Task objective:
The answer must be every line of the data that holds the word "Alive".
::: Exercise inputs
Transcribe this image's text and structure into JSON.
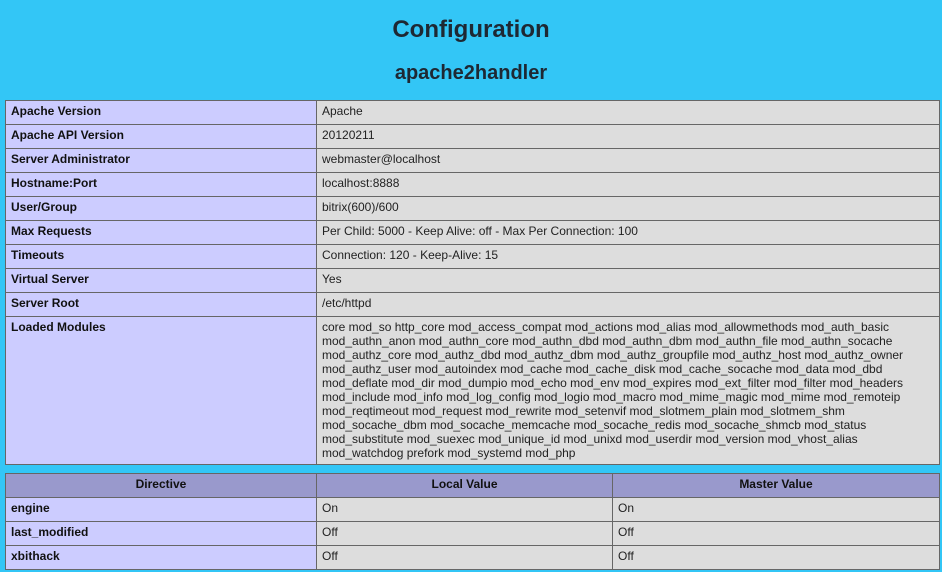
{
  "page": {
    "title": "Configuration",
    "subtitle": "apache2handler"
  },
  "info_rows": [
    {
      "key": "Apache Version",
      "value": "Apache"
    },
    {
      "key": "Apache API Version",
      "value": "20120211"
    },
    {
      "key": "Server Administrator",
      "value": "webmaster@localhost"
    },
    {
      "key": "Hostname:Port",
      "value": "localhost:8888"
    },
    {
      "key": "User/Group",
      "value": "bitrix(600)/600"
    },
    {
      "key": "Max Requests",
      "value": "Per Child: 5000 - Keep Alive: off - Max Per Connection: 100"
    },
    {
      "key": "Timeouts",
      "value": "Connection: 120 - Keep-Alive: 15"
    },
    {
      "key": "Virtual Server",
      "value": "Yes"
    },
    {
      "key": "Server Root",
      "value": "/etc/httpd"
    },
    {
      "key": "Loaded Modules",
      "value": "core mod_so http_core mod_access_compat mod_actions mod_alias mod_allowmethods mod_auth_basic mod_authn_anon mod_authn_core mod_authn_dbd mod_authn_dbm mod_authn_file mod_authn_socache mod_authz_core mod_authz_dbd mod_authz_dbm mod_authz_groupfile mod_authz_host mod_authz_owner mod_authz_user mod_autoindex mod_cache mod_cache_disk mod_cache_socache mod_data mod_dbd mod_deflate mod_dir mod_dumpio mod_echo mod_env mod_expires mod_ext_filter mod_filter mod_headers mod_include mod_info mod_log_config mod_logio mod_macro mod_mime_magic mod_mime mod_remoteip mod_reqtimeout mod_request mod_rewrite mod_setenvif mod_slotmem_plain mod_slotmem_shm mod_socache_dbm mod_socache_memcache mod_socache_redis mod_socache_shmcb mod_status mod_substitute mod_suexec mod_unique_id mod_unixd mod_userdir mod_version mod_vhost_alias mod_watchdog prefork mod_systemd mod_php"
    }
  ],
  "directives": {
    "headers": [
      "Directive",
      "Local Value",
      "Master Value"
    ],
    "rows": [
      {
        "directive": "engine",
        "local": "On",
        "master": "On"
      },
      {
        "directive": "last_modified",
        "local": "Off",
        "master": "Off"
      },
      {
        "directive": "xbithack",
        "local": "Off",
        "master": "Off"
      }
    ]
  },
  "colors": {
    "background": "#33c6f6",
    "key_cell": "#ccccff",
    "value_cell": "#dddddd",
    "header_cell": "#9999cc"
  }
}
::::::
Answer to the exercise:
      "value": "Per Child: 5000 - Keep Alive: off - Max Per Connection: 100"
      "value": "Connection: 120 - Keep-Alive: 15"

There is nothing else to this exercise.